* EXERCISE DESCRIPTION
If a line of the records holds the word "true", copy it out.

* Stored records

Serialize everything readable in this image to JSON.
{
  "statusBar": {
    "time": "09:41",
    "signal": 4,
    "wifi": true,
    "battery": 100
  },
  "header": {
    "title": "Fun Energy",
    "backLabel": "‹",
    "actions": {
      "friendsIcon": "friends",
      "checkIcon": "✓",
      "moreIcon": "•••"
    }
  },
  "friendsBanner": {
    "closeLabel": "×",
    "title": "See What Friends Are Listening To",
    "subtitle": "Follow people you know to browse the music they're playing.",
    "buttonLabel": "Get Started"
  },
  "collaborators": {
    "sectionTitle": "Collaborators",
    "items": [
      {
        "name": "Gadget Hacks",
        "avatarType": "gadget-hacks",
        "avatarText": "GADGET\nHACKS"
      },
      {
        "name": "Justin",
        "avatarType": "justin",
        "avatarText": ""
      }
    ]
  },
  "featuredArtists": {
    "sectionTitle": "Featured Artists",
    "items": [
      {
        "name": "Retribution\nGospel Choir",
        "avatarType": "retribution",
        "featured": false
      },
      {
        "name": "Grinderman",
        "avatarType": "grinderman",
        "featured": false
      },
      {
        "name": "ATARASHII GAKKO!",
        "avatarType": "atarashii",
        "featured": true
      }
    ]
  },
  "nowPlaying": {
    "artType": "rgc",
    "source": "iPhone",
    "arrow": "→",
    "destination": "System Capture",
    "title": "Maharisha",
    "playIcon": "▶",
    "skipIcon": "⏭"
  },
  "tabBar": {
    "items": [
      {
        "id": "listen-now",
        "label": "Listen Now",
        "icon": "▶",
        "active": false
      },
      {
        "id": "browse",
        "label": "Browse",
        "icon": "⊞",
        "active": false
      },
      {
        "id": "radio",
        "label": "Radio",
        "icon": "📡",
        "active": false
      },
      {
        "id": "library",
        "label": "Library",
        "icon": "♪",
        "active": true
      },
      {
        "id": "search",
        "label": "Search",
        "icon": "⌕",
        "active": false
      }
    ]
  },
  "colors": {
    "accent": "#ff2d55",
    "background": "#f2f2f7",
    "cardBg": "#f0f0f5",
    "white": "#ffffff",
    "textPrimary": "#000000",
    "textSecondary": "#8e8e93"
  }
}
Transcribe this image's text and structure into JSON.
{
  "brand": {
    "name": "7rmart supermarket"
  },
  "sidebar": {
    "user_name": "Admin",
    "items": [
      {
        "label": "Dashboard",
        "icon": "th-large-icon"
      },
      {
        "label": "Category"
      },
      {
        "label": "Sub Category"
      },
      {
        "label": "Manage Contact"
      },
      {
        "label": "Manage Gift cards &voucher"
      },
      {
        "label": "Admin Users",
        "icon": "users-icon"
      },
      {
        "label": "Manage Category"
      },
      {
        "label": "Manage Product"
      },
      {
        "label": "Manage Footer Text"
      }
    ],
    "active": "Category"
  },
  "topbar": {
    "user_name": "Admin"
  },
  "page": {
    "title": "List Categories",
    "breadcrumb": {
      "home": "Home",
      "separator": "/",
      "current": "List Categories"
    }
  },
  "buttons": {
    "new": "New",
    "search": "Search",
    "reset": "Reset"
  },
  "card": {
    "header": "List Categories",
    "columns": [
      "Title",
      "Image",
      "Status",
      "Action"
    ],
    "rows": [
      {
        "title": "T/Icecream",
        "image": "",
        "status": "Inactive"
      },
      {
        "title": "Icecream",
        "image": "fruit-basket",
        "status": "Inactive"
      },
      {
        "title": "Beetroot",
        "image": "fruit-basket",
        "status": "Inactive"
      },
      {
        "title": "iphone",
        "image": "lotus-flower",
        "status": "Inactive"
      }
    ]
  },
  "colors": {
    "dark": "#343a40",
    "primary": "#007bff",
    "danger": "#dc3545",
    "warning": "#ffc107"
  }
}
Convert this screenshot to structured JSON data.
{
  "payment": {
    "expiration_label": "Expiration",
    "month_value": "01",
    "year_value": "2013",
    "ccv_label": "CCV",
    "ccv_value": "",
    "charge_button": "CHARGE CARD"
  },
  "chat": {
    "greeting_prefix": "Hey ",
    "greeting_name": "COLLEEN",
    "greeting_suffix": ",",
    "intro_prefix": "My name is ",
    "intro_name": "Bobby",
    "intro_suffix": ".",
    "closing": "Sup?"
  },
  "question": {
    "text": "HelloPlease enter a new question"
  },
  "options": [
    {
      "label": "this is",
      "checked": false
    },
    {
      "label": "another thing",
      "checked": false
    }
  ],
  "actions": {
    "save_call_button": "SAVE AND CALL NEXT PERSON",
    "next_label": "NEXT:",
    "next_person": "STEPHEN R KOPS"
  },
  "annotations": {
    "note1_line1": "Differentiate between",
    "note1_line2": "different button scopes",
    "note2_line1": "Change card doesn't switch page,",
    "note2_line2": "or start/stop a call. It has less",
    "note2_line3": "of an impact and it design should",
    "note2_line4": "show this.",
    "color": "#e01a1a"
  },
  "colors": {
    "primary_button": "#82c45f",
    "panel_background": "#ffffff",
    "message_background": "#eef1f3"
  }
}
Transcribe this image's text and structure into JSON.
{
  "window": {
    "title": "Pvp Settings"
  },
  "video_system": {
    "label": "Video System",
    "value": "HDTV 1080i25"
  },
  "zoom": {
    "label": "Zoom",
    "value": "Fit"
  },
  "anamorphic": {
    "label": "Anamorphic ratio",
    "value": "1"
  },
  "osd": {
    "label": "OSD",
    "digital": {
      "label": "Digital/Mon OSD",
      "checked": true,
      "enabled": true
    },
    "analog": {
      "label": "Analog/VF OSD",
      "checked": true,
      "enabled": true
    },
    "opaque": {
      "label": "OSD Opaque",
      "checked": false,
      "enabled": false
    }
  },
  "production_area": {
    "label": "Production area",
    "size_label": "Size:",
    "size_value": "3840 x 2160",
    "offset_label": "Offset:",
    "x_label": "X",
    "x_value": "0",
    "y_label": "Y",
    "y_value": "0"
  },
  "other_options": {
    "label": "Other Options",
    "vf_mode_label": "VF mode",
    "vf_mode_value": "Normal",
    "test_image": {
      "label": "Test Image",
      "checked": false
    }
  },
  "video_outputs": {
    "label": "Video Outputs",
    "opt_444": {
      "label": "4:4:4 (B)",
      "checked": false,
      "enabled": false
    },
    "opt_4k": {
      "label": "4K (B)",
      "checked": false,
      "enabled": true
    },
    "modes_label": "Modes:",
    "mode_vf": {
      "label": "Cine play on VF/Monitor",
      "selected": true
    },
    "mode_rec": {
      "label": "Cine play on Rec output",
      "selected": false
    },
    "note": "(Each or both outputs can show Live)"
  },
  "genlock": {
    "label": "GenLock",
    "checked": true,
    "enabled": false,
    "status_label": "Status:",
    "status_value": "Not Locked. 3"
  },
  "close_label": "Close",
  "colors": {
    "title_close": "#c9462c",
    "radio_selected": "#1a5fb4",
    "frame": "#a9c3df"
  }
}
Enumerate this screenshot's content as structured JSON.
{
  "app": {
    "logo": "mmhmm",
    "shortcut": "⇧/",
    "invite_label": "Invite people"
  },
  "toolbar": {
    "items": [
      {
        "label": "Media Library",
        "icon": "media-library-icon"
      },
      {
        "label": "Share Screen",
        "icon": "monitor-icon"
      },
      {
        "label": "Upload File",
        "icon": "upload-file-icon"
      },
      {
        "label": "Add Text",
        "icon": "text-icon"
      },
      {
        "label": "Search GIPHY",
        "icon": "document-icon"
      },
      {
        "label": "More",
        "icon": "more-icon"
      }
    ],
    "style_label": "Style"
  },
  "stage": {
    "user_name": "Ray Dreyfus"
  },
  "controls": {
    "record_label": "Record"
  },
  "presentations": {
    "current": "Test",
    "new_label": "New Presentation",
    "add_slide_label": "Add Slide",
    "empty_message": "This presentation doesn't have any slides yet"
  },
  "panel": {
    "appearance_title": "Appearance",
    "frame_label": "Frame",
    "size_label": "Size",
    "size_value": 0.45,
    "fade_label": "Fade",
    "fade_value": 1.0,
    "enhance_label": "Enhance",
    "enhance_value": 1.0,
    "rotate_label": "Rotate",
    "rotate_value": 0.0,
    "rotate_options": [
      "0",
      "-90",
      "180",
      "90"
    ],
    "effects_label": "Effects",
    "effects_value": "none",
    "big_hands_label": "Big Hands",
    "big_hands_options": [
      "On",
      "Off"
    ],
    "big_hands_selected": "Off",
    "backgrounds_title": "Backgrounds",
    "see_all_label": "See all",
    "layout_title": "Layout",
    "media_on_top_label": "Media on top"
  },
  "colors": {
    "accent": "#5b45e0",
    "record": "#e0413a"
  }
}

* THE COMPLETED TASK
    "wifi": true,
        "featured": true
        "active": true
      "checked": true,
      "enabled": true
      "checked": true,
      "enabled": true
      "enabled": true
      "selected": true
    "checked": true,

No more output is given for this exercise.